▸ **Directions for this task**: In full and without deviation, write out the entries that follow.

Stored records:

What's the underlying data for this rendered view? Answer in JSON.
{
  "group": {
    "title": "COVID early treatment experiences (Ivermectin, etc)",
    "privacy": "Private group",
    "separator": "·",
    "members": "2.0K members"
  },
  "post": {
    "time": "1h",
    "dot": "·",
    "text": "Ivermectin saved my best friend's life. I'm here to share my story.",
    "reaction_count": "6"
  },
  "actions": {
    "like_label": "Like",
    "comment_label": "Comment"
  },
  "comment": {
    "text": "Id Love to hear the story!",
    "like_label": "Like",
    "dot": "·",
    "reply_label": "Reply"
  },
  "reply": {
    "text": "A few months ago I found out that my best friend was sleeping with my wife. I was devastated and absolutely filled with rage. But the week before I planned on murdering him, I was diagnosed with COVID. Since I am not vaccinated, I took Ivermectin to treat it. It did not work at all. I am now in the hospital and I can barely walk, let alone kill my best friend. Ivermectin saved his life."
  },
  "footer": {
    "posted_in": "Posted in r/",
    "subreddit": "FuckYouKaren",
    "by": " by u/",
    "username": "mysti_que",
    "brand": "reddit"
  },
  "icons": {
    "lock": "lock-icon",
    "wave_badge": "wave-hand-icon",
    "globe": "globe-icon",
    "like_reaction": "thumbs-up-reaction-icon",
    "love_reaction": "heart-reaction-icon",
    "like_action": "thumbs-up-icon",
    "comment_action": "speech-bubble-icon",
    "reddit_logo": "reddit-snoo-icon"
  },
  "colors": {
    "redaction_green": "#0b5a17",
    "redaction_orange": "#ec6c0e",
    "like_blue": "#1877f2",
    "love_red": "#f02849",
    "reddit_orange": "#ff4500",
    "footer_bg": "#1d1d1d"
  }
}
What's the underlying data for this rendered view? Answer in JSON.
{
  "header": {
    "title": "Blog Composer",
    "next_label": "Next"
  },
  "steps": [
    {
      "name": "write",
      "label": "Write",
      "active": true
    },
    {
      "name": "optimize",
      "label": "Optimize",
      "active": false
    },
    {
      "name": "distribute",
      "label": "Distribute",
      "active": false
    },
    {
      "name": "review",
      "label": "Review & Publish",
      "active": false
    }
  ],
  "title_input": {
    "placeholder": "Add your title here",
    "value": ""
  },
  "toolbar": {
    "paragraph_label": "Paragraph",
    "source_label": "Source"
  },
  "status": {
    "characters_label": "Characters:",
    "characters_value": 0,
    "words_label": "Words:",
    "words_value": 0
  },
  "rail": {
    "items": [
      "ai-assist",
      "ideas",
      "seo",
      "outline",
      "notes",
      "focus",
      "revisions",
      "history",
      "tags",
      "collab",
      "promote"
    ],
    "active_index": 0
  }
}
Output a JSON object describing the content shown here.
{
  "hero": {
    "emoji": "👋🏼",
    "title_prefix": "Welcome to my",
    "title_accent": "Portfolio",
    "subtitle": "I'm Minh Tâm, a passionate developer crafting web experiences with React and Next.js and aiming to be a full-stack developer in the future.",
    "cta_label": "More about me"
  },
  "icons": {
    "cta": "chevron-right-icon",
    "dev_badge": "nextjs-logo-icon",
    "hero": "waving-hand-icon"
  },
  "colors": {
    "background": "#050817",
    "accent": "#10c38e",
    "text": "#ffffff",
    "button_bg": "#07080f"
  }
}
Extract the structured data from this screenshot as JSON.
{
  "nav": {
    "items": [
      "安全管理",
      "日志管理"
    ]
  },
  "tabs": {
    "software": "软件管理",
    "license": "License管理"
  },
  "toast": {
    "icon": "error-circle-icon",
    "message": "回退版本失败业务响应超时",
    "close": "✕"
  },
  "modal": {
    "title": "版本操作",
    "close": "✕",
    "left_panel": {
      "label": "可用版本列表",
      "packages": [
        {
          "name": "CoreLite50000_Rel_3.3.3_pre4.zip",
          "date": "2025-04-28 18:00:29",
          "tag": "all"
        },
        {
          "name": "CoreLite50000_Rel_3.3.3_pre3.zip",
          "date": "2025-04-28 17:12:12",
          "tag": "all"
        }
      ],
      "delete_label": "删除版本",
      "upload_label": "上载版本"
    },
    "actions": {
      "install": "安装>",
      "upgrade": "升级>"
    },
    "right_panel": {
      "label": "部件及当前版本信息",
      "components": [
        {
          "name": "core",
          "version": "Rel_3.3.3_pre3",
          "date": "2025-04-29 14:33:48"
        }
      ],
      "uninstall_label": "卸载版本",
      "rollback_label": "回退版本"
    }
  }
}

▸ **Result**:
What's the underlying data for this rendered view? Answer in JSON.
{
  "group": {
    "title": "COVID early treatment experiences (Ivermectin, etc)",
    "privacy": "Private group",
    "separator": "·",
    "members": "2.0K members"
  },
  "post": {
    "time": "1h",
    "dot": "·",
    "text": "Ivermectin saved my best friend's life. I'm here to share my story.",
    "reaction_count": "6"
  },
  "actions": {
    "like_label": "Like",
    "comment_label": "Comment"
  },
  "comment": {
    "text": "Id Love to hear the story!",
    "like_label": "Like",
    "dot": "·",
    "reply_label": "Reply"
  },
  "reply": {
    "text": "A few months ago I found out that my best friend was sleeping with my wife. I was devastated and absolutely filled with rage. But the week before I planned on murdering him, I was diagnosed with COVID. Since I am not vaccinated, I took Ivermectin to treat it. It did not work at all. I am now in the hospital and I can barely walk, let alone kill my best friend. Ivermectin saved his life."
  },
  "footer": {
    "posted_in": "Posted in r/",
    "subreddit": "FuckYouKaren",
    "by": " by u/",
    "username": "mysti_que",
    "brand": "reddit"
  },
  "icons": {
    "lock": "lock-icon",
    "wave_badge": "wave-hand-icon",
    "globe": "globe-icon",
    "like_reaction": "thumbs-up-reaction-icon",
    "love_reaction": "heart-reaction-icon",
    "like_action": "thumbs-up-icon",
    "comment_action": "speech-bubble-icon",
    "reddit_logo": "reddit-snoo-icon"
  },
  "colors": {
    "redaction_green": "#0b5a17",
    "redaction_orange": "#ec6c0e",
    "like_blue": "#1877f2",
    "love_red": "#f02849",
    "reddit_orange": "#ff4500",
    "footer_bg": "#1d1d1d"
  }
}
What's the underlying data for this rendered view? Answer in JSON.
{
  "header": {
    "title": "Blog Composer",
    "next_label": "Next"
  },
  "steps": [
    {
      "name": "write",
      "label": "Write",
      "active": true
    },
    {
      "name": "optimize",
      "label": "Optimize",
      "active": false
    },
    {
      "name": "distribute",
      "label": "Distribute",
      "active": false
    },
    {
      "name": "review",
      "label": "Review & Publish",
      "active": false
    }
  ],
  "title_input": {
    "placeholder": "Add your title here",
    "value": ""
  },
  "toolbar": {
    "paragraph_label": "Paragraph",
    "source_label": "Source"
  },
  "status": {
    "characters_label": "Characters:",
    "characters_value": 0,
    "words_label": "Words:",
    "words_value": 0
  },
  "rail": {
    "items": [
      "ai-assist",
      "ideas",
      "seo",
      "outline",
      "notes",
      "focus",
      "revisions",
      "history",
      "tags",
      "collab",
      "promote"
    ],
    "active_index": 0
  }
}
Output a JSON object describing the content shown here.
{
  "hero": {
    "emoji": "👋🏼",
    "title_prefix": "Welcome to my",
    "title_accent": "Portfolio",
    "subtitle": "I'm Minh Tâm, a passionate developer crafting web experiences with React and Next.js and aiming to be a full-stack developer in the future.",
    "cta_label": "More about me"
  },
  "icons": {
    "cta": "chevron-right-icon",
    "dev_badge": "nextjs-logo-icon",
    "hero": "waving-hand-icon"
  },
  "colors": {
    "background": "#050817",
    "accent": "#10c38e",
    "text": "#ffffff",
    "button_bg": "#07080f"
  }
}
Extract the structured data from this screenshot as JSON.
{
  "nav": {
    "items": [
      "安全管理",
      "日志管理"
    ]
  },
  "tabs": {
    "software": "软件管理",
    "license": "License管理"
  },
  "toast": {
    "icon": "error-circle-icon",
    "message": "回退版本失败业务响应超时",
    "close": "✕"
  },
  "modal": {
    "title": "版本操作",
    "close": "✕",
    "left_panel": {
      "label": "可用版本列表",
      "packages": [
        {
          "name": "CoreLite50000_Rel_3.3.3_pre4.zip",
          "date": "2025-04-28 18:00:29",
          "tag": "all"
        },
        {
          "name": "CoreLite50000_Rel_3.3.3_pre3.zip",
          "date": "2025-04-28 17:12:12",
          "tag": "all"
        }
      ],
      "delete_label": "删除版本",
      "upload_label": "上载版本"
    },
    "actions": {
      "install": "安装>",
      "upgrade": "升级>"
    },
    "right_panel": {
      "label": "部件及当前版本信息",
      "components": [
        {
          "name": "core",
          "version": "Rel_3.3.3_pre3",
          "date": "2025-04-29 14:33:48"
        }
      ],
      "uninstall_label": "卸载版本",
      "rollback_label": "回退版本"
    }
  }
}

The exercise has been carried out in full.